HL Deb 21 June 1979 vol 400 cc1107-10

3.10 p.m.


My Lords, I beg leave to ask the Question which stands in my name on the Order Paper.

The Question was as follows:

To ask Her Majesty's Government whether they are satisfied with British Railways' reported decision to curtail diesel services in rural areas, owing to shortage of fuel.


My Lords, it is for the British Railways Board to decide what changes in rail services are needed in order to save fuel.


My Lords, while thanking the Minister for that reply, may I ask him whether he is aware that British Rail already seem to be in some trouble about replacing their diesel stock, specifically the multiple units which run some of the commuter services? There is a danger, therefore, that the fuel shortage might be used as an excuse for cutting down or, indeed, cutting out some of these services, thereby increasing the use of petrol.


My Lords, our understanding is that the British Railways Board intend to maintain freight services—for example, coal to power stations and services for work and business travel. The cuts are concentrated on off-peak local passenger services and are effected by reducing the number of trains and shortening them. Also, good housekeeping methods, such as not keeping engines running, are being implemented. I apologise for my laryngitis, which makes it hard for your Lordships to hear me.

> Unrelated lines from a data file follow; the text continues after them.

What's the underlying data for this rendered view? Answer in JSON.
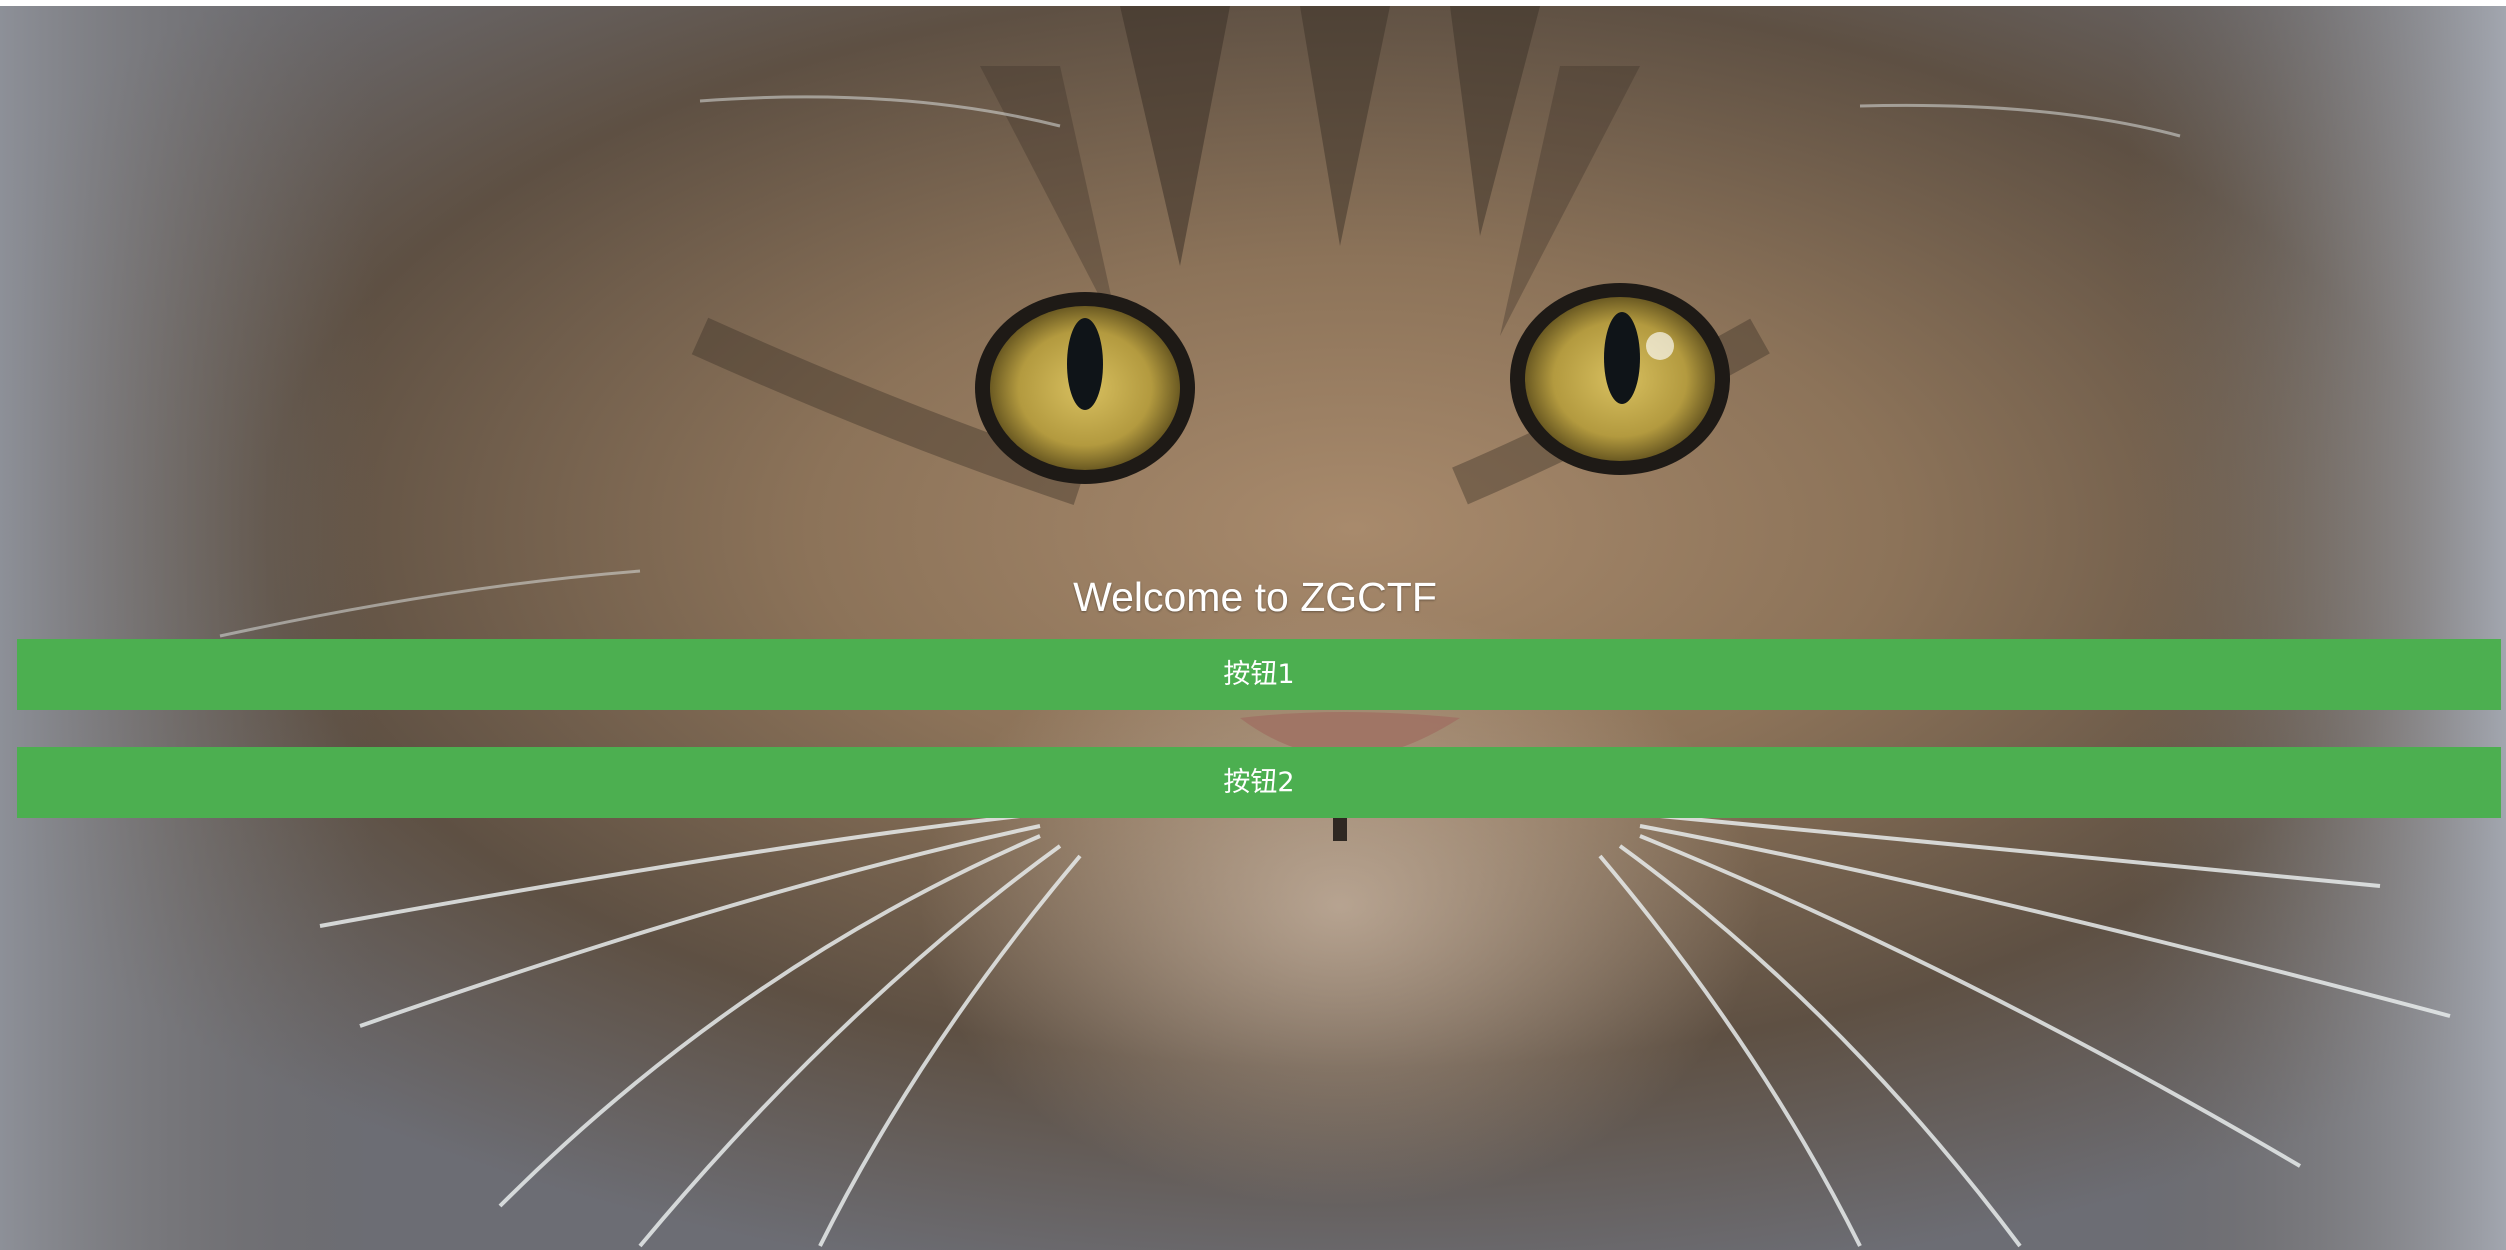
{
  "page": {
    "heading": "Welcome to ZGCTF",
    "background_image": "tabby-cat-face-closeup"
  },
  "buttons": [
    {
      "label": "按钮1"
    },
    {
      "label": "按钮2"
    }
  ],
  "colors": {
    "button_background": "#4caf50",
    "button_text": "#ffffff",
    "heading_text": "#ffffff"
  }
}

Baroness STEDMAN

My Lords, is the noble Lord able to give an assurance to the House that while we expect British Rail and the National Bus Corporation to play their part in saving fuel in so far as they can, it is essential that our rural services should be kept going and that areas of the country should not be deprived of all kinds of transport? Is he prepared to give an assurance to the House that if the situation becomes worse he will see what he can do and what efforts he can make to ensure if necessary, that extra fuel is made available to British Rail and to the National Bus Corporation in order to maintain services in rural areas?


My Lords, I appreciate totally what the noble Baroness is saying. The British Railways Board have every intention of keeping all the services possible going. If the situation were to worsen, they would certainly have consultations with my right honourable friend. At the moment, the amount of fuel coming into this country is the same as last year. It is merely that the fuel demand in this country has increased.


My Lords, is it necessary altogether to suspend railway traffic in rural areas simply because there is a fuel shortage? Is there not another form of fuel? I am no expert on this subject, but perhaps the noble Lord can inform me whether or not it would be possible to utilise some of the steam engines, using coal as fuel, as a temporary measure until the oil fuel shortage is overcome?


My Lords, the versatility of the mind of the noble Lord, Lord Shinwell, is such as to command admiration from all quarters. I am sure that the British Railways Board, if the need were to arise, would consider such a measure, but at the moment it is not necessary. Services in rural areas are not being severely cut. The British Railways Board have every intention of keeping going as good a service as is possible. As I have already said, the cuts at the moment are minimal.


My Lords, is it not the case that we, the British, have agreed with our partners in the European Economic Community to cut by 5 per cent. this year our consumption of imported fuels? Is it not therefore inevitable that marginal services, like those in rural areas, will suffer unless a careful eye is kept on them? Can the Minister not respond to the question which was put by my noble friend on the Front Bench and say that, in the event of any danger of that kind, he will do his best to make sure that at least these services are kept going?


My Lords, this is a matter for future policy. The necessity does not arise in the present situation. British Rail are hoping to cut their use of diesel fuel by some 4½ per cent., by cutting down on a few off-peak period trains and by better housekeeping. If the situation were to worsen, my right honourable friend would no doubt have consultations with the British Railways Board.


My Lords, is not this the opportunity for the Government to assist British Rail in every way they can to bring people back to the railways and to take some of the traffic off the roads?


My Lords, if that were to happen, the British Railways Board would be very pleased.


My Lords, while I do not wish to exacerbate the noble Lord's laryngitis, may I ask him whether British Rail have considered an electro-chemical solution to their problem? —namely, the introduction of battery operated trains which 60 years ago in Ireland were run with great success. Battery operated trains are particularly suitable for running short distances and for this type of service. Would the noble Lord suggest to British Rail that the introduction of battery operated trains, which would not involve the use of diesel or, indeed, any hydro-carbon fuel, might be the ideal solution to this problem?


My Lords, the noble Lord, Lord Wynne-Jones, has given me much food for thought, none of which I knew about, and my brief does not inform me! However, I can tell the House that a joint review of main line electrification is in progress in the Department of Transport, and my right honourable friend the Minister of Transport expects to receive an interim report this summer. He will, of course, take into account any energy implications contained in this report.